Bacteria Found in Mouth May Commonly Degrade Fruit Nutrients

New research shows that the nutrition in berries may be lost in part due to the way our body breaks down these complex compounds in the mouth. Some pigments in human saliva make the nutritional elements in berries more difficult to survive and become absorbed in the body.

Those conducting the study found that two pigments, the same pigments that provide berries with their distinct coloring, are prone to more significant degradation within the human mouth. This is decidedly different from another four separate pigments contained within the fruit.

The study, conducted by Ohio State University, is not conclusive. Researchers close to the study were unable to discern if the pigments themselves naturally degrade or external components of the mouth trigger this effect. The nutritional benefits to berries, some of which are linked to cancer prevention, might not be able to filter into the body due to bacteria living in the mouth. The human mouth has long been realized as a veritable breeding ground for bacteria. The question remains, ‘How much of this bacteria is responsible for diminished nutrient intake?’.

Researchers conducted the study by exposing an extract of anthocyanin pigments from various berries to various samples of saliva. Their findings suggest that a high dosage of fruits may only be necessary due to the exhibited degradation. Some nutritionists actually advise larger portions of fruits due to the high amounts of sugar they generally contain.
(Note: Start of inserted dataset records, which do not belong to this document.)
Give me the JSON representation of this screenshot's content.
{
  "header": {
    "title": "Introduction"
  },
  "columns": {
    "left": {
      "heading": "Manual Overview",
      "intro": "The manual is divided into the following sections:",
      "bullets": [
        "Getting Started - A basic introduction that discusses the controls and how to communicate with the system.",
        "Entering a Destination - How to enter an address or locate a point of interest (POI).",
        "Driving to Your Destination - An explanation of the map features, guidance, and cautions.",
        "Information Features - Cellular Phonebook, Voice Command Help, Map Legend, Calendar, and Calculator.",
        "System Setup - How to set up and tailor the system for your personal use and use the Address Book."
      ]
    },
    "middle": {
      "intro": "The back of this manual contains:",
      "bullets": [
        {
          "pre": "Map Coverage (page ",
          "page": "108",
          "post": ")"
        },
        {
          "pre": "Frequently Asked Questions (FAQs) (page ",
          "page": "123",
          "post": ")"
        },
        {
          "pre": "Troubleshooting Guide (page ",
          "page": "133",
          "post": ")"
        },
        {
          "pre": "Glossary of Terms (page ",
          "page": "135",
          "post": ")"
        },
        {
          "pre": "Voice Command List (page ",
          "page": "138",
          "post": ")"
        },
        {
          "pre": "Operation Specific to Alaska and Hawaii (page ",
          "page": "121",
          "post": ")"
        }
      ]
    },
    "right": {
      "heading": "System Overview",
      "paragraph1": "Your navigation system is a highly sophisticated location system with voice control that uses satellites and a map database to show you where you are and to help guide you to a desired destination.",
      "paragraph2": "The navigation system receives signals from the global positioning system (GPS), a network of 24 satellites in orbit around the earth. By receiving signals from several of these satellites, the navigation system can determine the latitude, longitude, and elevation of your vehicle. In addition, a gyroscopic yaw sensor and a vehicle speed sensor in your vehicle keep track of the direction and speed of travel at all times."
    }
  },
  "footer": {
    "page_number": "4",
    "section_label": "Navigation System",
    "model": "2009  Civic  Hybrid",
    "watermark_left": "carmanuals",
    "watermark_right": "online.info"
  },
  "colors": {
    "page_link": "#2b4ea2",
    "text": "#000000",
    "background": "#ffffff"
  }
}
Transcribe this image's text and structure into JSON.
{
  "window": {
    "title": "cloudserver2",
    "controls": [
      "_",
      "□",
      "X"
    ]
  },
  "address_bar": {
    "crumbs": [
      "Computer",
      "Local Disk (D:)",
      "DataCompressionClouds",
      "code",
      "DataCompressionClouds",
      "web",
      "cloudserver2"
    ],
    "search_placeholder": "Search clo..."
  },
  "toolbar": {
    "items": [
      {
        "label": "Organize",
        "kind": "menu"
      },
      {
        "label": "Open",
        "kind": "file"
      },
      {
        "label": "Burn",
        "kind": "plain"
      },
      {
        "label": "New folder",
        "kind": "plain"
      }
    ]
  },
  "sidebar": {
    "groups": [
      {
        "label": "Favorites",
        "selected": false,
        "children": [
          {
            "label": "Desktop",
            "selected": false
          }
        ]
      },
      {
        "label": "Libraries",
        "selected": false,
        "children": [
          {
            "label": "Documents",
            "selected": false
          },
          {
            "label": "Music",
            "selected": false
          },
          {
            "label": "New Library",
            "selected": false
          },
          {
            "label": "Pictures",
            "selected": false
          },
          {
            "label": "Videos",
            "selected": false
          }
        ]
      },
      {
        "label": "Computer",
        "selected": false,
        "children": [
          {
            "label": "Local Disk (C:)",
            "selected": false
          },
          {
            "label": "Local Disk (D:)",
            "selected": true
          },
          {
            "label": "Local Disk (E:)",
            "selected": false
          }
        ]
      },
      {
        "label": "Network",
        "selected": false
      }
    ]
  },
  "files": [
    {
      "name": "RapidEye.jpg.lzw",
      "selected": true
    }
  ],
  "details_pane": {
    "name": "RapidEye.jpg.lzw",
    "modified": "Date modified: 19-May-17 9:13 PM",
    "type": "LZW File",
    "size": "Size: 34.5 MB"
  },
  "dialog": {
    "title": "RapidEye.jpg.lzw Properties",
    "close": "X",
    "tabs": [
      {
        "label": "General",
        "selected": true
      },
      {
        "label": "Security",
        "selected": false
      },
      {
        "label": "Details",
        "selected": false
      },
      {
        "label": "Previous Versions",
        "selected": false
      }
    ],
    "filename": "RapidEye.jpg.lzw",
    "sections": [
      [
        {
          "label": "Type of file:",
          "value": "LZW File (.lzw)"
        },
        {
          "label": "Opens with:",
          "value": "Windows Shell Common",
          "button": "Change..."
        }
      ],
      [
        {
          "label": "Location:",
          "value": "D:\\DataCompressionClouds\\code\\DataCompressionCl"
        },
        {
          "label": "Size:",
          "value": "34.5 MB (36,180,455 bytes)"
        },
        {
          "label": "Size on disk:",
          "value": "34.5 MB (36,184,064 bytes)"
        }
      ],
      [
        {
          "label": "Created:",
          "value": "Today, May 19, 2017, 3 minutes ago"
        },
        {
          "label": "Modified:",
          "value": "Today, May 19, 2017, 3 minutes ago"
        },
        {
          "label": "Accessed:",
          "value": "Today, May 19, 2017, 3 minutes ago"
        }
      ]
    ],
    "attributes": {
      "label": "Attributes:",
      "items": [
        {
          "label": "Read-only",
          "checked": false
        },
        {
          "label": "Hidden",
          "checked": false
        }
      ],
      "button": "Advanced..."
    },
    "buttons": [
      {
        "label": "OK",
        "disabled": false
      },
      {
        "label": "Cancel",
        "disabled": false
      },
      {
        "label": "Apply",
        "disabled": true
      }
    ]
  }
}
Despite these findings, it’s clear some of the nutritional aspects associated with berries are still able to benefit many individuals. If anything, the discovery of degradation only makes the situation at hand slightly more mystifying. Additional studies will need to be conducted to explore the link further. In the meantime, the typically recommended portions for both fruits and vegetables applies.